Atlas Mara Fund was insisting on a write down of US$17m off the bank’s balance sheet. The owners, led by Sudhir Ruparelia, who owned 28 per cent of Crane Bank, had agreed to the move, which would bring the overall valuation of the bank from their estimate of US$300 million and closer to Atlas Mara’s target of US$250 million. However, Bank of Uganda objected to the deal, saying Diamond had credibility issues and instead took the bank and later dfcu took it over at an undisclosed fee.
Being East Africa’s richest man (valued at over Shs3trn- Forbes), there is no way Sudhir could fail to save his bank. How big was Crane Bank undercapitalized so much that Sudhir could fail to bailout the bank? Did BoU give Sudhir enough time to save his bank?
It is reported that government sank in Shs200bn to save Crane bank, but this didn’t work out. It is clear that government would inject in money on the advice of BoU, so why did BoU allow government to inject tax payer’s money in a collapsing bank?
BoU didn’t divulge details regards dfcu takeover of Crane Bank. dfcu Ltd, a company listed on the stock exchange also didn’t disclose how much it acquired Crane bank. Did dfcu get Crane bank for free? There are reports that dfcu paid about US$40m, but this hasn’t been substantiated by BoU and dfcu. Considering the fact that both parties have remained tight-lipped on the transaction speaks volumes.
Additionally, BoU revealed that dfcu beat off other 12 bidders to acquire Crane bank. However, the Central Bank refused to reveal the other competitors for reasons best known to it.
Is Uganda’s Banking Sector Strong?
Crane Bank was Uganda’s third largest bank by assets. If it could collapse in less than a year, how about smaller banks that have been making losses for years? How healthy and sound is Uganda’s banking system?
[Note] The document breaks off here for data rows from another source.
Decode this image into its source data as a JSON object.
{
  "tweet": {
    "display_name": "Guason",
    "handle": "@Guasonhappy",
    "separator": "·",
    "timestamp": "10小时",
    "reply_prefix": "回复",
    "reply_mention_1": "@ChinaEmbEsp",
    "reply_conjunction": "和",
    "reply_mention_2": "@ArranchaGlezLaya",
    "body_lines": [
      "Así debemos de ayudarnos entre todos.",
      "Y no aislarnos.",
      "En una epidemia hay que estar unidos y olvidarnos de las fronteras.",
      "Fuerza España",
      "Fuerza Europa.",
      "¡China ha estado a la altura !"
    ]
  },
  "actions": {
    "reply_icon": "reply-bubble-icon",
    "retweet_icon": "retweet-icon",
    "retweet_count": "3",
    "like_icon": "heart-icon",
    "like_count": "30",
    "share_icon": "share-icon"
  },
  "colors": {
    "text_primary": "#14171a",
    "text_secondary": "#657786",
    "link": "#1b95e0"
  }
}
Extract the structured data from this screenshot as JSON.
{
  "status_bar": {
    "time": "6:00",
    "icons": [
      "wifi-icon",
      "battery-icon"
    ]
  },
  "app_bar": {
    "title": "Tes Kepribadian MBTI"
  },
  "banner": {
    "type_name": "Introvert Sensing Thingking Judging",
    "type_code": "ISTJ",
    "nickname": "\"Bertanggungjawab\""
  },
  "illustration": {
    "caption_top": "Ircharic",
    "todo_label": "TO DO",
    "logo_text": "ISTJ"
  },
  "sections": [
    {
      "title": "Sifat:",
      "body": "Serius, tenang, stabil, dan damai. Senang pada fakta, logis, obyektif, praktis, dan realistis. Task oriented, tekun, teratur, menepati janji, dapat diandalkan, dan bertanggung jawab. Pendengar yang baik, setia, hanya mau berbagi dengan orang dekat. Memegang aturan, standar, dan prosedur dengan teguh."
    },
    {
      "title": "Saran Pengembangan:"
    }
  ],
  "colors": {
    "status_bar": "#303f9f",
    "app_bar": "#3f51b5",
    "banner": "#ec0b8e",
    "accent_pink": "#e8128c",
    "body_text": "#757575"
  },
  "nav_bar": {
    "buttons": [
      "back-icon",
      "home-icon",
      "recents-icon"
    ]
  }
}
Note: Watch this space for more informed analysis and exclusives!